Zimbabwe's state-run airline has cancelled all flights to London, fearing the aircraft would be impounded to cover unpaid debts. The decision to ground flights will come as a fresh blow to Zimbabwe's collapsing economy. The country relies on Air Zimbabwe, and the tourists it brings, for much of its foreign currency.

Air Zimbabwe announced the decision to stop the thrice-weekly flights after a European air safety agency won a court order allowing it to seize planes to cover a $2.8m (£1.5m) debt. Air Zimbabwe board chairman, Mike Bhima, said: "As a security measure, our lawyers have advised us to suspend flights pending discussions."

Rising costs of fuel and equipment last month forced Air Zimbabwe to raise airfares by 500 per cent.
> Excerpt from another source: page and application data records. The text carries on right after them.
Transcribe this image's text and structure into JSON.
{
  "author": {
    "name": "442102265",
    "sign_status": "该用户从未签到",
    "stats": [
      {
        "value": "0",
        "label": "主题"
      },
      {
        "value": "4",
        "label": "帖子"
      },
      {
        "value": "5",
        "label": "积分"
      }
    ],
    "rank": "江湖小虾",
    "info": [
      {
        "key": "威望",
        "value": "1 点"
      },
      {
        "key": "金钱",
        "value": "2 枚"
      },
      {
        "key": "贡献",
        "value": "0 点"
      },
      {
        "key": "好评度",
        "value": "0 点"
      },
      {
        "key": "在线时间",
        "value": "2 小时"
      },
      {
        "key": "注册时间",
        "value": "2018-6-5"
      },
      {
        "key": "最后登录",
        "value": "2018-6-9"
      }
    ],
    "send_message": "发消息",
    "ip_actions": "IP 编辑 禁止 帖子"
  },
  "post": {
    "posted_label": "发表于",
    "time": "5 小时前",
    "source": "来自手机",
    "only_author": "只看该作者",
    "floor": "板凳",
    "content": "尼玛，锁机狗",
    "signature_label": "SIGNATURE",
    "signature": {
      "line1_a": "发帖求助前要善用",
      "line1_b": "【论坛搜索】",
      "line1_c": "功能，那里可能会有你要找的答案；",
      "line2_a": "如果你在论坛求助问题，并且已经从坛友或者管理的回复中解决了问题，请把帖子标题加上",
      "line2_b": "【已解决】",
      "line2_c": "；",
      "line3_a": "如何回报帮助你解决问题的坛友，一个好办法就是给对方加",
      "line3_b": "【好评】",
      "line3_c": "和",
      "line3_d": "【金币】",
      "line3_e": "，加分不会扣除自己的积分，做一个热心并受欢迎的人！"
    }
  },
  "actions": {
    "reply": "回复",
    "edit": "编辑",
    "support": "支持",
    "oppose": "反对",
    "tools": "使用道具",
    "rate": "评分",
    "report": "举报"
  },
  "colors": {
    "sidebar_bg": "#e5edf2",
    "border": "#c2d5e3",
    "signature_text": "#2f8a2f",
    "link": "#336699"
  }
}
The cost of an economy return flight to London soared to £3,900. The same flight on British Airways is £450.

The cost of living in Zimbabwe has become increasingly expensive with the official inflation rate running at 1,200 per cent. Experts have put the real figure at 4,000 per cent. Prices for staples such as a loaf of bread rise daily, even by the hour.

President Robert Mugabe has pinned the blame for Zimbabwe's economic woes on Britain and the West, but aid agencies and ordinary Zimbabweans have pointed to an ill-fated land reform programme and a slum demolition scheme that made 700,000 people homeless.

Hundreds of thousands of tourists used to flock to Zimbabwe to see the Victoria Falls, but numbers have dwindled, with Zambia now benefiting. The grounding of Air Zimbabwe's London flights will damage tourism - and the wider economy - even further.